> [Task inputs]:
--- START ---

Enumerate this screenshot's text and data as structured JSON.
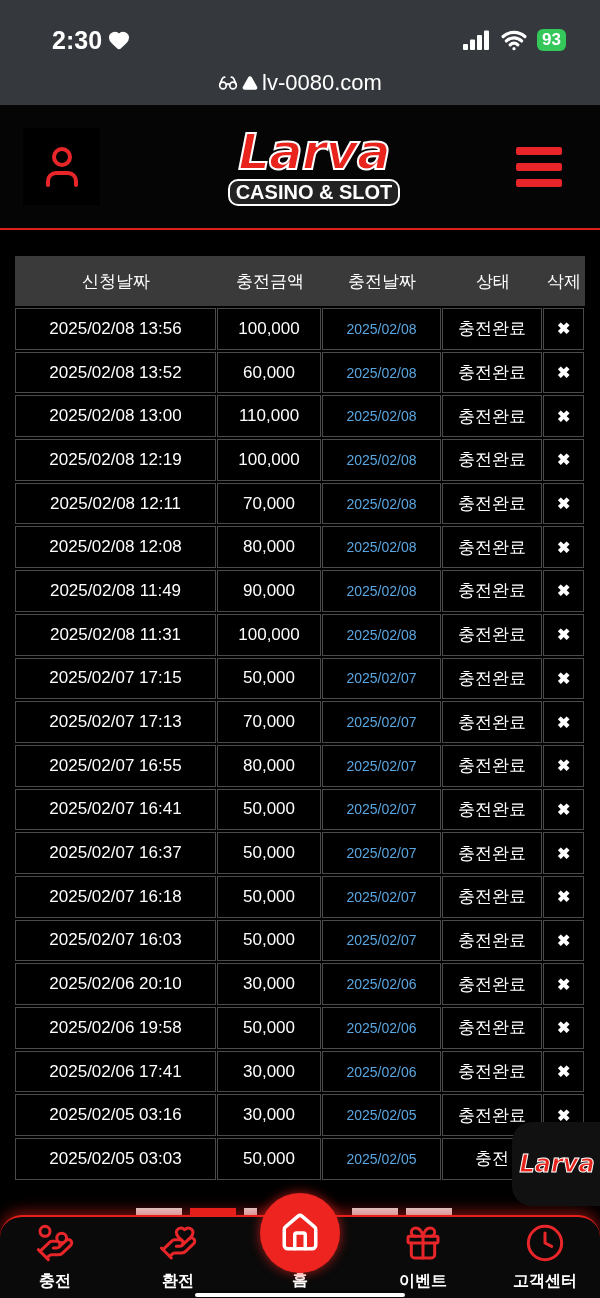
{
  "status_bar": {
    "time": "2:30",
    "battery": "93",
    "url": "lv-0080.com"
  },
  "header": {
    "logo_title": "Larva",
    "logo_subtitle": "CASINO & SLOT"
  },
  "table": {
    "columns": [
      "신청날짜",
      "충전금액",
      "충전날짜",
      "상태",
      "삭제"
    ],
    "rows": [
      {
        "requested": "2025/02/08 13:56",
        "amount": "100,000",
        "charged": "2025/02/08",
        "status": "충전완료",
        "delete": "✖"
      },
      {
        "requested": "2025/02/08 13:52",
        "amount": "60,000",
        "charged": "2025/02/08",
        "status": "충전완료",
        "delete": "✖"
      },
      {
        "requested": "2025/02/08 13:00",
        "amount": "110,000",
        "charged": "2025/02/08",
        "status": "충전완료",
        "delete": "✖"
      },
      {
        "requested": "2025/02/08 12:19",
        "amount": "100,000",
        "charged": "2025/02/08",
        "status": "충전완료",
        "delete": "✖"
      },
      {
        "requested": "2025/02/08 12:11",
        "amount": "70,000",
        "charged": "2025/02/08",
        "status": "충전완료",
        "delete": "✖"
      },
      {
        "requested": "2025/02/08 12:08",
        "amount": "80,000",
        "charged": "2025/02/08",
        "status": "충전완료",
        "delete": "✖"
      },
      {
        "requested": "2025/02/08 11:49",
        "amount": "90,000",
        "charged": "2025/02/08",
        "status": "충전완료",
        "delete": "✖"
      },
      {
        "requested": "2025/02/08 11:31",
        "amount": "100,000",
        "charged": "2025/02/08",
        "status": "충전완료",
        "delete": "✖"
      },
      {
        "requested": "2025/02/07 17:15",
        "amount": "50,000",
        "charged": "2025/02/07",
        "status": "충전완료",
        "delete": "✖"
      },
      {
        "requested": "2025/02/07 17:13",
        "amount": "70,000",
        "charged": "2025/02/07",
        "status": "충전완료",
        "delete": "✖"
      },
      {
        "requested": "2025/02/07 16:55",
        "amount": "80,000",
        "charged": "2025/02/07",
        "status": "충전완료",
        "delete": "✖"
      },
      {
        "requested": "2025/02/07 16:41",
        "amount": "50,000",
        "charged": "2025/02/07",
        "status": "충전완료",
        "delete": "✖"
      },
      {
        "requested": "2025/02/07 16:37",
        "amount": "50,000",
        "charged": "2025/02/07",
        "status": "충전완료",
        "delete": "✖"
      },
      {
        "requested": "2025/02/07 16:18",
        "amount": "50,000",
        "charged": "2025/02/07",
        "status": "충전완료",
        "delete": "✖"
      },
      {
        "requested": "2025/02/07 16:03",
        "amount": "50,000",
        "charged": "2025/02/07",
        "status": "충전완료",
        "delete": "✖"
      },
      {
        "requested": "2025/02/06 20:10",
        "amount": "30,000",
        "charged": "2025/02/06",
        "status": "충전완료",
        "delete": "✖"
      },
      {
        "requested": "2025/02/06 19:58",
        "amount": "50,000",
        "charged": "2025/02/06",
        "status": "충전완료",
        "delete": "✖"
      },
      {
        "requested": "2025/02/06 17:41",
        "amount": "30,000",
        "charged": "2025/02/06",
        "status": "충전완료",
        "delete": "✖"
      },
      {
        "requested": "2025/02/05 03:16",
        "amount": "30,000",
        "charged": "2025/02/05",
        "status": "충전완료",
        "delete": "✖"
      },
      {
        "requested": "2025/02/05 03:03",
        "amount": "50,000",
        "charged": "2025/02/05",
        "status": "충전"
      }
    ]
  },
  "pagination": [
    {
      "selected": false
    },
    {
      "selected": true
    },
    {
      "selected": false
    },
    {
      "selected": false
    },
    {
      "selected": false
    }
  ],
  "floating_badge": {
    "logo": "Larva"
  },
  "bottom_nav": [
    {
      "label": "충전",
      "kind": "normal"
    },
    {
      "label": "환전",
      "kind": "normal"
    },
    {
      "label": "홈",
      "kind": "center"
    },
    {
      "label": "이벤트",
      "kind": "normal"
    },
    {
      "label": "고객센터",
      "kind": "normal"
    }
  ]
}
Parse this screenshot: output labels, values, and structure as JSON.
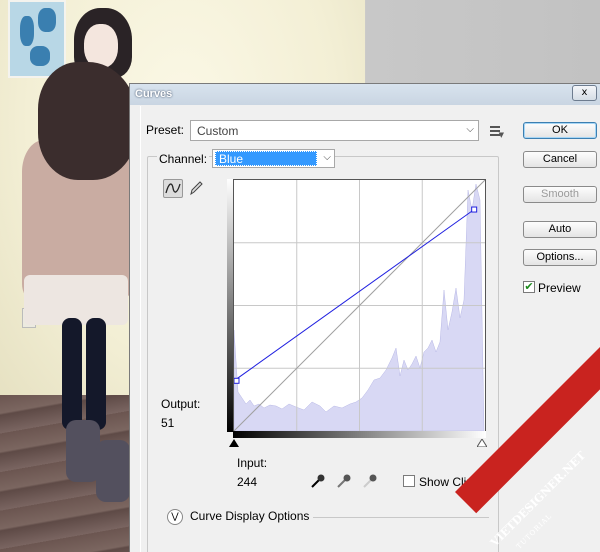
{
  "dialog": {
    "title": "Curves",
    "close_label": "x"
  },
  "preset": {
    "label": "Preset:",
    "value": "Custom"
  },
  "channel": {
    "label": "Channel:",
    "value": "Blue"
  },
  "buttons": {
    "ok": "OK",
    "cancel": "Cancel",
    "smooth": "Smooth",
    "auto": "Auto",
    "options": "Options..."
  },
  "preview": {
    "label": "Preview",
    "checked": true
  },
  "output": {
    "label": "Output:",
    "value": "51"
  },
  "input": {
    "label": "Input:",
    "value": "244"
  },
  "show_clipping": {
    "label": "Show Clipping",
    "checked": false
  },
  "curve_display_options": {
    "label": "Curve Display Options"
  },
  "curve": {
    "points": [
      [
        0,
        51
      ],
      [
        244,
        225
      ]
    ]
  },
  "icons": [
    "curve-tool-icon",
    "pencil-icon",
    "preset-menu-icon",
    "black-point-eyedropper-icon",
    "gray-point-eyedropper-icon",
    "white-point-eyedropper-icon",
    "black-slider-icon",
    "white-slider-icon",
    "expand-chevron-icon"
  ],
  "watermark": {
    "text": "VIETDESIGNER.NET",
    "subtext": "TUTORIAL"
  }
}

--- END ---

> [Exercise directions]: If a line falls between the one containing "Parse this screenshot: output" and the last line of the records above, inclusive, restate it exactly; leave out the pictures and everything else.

> [Your solution]:
Parse this screenshot: output labels, values, and structure as JSON.
{
  "dialog": {
    "title": "Curves",
    "close_label": "x"
  },
  "preset": {
    "label": "Preset:",
    "value": "Custom"
  },
  "channel": {
    "label": "Channel:",
    "value": "Blue"
  },
  "buttons": {
    "ok": "OK",
    "cancel": "Cancel",
    "smooth": "Smooth",
    "auto": "Auto",
    "options": "Options..."
  },
  "preview": {
    "label": "Preview",
    "checked": true
  },
  "output": {
    "label": "Output:",
    "value": "51"
  },
  "input": {
    "label": "Input:",
    "value": "244"
  },
  "show_clipping": {
    "label": "Show Clipping",
    "checked": false
  },
  "curve_display_options": {
    "label": "Curve Display Options"
  },
  "curve": {
    "points": [
      [
        0,
        51
      ],
      [
        244,
        225
      ]
    ]
  },
  "icons": [
    "curve-tool-icon",
    "pencil-icon",
    "preset-menu-icon",
    "black-point-eyedropper-icon",
    "gray-point-eyedropper-icon",
    "white-point-eyedropper-icon",
    "black-slider-icon",
    "white-slider-icon",
    "expand-chevron-icon"
  ],
  "watermark": {
    "text": "VIETDESIGNER.NET",
    "subtext": "TUTORIAL"
  }
}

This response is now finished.